Christmas this year was somewhat bittersweet. Several family members are planning big moves in the next year. Moves that they are excited about, and that we are
pretending to beexcited about for them. But still, with any sort of changes comes, well, change. And I hate change.
Our nephew just graduated from grad school, earning both degrees in under 4 years. We are all so proud of him, the kid who hated school growing up. The kid who hated reading. But it is tinged with the bittersweet knowledge that his mother is no longer here to see it. He was her treasure. Not that she didn’t love both of her children, she did without a doubt. But if parents are honest they would admit that in every family of more than one child there is one who touches your heart, who is just easier to like, who gives your step an extra skip, and that child is not the same for both parents.
He is training to be a fighter pilot and is moving away. He will be in Texas for the next 18 months. And after that who knows. I try not to think about that part much.
And so next year Christmas will be different.
As we were all saying goodbye I said to my brother-in-law that it might be the last time we are all together on Christmas day. (Just call me Susie Sunshine.) They drove away and we all stood on the front porch in the freezing temperatures waving them off. Rob and I remarked how it was the first holiday that there wasn’t any complaining. Rob’s dad, a product of the Great Depression, didn’t say once that we cooked too much food. There were more bottles of flowing wine than there were people to drink them, though we managed. There were smiling children, healthy grandparents, and brand new babies to hold. We all enjoyed ourselves.
It was the perfect holiday. One that can never be duplicated even if no one moved away.
About ten minutes later my brother in law was back at the door, having forgotten something. As I opened the door he said, “See, you can’t get rid of me even if you tried.”
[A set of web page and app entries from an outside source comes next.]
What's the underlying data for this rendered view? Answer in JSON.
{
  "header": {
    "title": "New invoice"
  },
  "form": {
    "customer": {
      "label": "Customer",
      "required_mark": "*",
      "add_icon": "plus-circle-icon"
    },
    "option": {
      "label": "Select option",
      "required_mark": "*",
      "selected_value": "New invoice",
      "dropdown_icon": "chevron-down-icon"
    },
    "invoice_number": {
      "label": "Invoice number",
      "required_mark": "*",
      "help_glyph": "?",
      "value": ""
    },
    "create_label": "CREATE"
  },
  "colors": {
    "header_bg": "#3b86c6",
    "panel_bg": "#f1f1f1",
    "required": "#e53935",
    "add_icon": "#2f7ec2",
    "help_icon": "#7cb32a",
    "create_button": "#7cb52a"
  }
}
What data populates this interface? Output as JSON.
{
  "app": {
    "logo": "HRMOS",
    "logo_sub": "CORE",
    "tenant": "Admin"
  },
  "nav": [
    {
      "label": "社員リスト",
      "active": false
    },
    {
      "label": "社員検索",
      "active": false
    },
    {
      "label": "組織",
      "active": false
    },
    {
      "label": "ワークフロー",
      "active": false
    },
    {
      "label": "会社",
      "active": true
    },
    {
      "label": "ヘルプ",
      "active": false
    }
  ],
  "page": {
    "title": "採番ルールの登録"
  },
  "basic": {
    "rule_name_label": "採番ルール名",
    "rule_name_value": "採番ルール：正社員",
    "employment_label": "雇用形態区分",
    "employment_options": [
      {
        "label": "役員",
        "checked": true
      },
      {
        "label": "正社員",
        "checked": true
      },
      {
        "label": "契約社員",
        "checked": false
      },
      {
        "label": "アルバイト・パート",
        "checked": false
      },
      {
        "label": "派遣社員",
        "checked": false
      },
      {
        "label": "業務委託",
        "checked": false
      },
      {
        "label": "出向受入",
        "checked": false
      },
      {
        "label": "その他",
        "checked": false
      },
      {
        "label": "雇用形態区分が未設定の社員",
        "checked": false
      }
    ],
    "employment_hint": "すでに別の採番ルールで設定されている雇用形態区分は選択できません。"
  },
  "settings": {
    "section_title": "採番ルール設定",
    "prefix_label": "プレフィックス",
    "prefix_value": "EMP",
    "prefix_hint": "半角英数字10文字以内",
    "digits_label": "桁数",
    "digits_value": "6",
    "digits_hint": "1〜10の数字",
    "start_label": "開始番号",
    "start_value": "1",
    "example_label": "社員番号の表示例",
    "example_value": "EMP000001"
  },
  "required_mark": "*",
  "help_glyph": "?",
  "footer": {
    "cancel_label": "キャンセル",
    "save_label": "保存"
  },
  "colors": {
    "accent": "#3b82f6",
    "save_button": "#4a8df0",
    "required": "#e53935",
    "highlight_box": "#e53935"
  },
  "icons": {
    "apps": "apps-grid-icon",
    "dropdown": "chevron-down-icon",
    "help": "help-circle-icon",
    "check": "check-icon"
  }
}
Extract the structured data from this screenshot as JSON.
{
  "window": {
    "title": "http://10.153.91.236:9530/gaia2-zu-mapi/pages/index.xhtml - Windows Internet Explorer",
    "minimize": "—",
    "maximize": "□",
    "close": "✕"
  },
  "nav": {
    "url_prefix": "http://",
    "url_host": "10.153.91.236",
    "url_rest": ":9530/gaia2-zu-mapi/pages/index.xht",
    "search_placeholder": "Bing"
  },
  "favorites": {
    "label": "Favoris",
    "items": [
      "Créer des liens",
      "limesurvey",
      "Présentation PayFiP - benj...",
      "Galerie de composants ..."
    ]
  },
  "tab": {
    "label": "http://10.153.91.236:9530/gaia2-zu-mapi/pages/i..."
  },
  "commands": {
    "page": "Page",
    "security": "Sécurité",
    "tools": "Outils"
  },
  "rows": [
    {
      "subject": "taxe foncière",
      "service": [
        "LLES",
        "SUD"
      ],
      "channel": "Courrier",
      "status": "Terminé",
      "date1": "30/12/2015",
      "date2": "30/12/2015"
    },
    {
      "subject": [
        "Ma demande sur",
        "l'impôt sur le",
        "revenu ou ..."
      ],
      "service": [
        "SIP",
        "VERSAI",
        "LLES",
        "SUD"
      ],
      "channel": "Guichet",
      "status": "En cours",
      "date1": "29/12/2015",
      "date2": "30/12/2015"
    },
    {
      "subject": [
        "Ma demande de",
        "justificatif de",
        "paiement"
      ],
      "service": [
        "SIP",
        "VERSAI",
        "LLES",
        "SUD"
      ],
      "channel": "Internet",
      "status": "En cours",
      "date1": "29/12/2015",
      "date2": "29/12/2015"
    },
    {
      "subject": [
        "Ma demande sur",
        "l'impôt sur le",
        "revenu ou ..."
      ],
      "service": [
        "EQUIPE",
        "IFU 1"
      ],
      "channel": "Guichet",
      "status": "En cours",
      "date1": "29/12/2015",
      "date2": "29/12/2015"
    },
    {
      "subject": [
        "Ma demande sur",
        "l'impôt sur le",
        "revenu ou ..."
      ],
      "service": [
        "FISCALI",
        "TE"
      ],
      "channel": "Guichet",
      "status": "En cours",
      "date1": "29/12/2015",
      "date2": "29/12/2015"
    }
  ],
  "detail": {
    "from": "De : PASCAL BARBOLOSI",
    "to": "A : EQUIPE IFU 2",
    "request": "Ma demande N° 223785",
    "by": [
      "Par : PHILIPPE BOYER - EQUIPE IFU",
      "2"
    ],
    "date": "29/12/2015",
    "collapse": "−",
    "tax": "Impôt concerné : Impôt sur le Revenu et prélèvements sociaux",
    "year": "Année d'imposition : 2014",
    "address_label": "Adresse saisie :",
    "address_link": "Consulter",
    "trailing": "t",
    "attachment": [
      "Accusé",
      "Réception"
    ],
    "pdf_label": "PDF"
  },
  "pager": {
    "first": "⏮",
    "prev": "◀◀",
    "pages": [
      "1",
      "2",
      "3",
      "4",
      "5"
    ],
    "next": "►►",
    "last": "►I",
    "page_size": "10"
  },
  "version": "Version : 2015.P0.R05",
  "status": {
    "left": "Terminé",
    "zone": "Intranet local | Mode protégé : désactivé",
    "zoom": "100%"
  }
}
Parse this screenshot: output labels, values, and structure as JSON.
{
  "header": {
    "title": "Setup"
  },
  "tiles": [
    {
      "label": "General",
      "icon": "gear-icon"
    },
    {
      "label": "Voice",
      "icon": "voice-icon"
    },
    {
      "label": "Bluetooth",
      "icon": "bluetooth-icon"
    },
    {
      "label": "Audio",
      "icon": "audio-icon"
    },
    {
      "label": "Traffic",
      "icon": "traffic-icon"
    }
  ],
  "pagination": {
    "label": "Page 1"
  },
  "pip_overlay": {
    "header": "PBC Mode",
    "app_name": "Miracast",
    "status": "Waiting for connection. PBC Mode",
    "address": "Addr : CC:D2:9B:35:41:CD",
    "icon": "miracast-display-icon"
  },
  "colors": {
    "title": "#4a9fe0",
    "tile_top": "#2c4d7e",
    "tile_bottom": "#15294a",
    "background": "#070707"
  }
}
“Dammit.” I answered.
Some things will never change.
RSS feed for comments on this post.
The URI to TrackBack this entry is: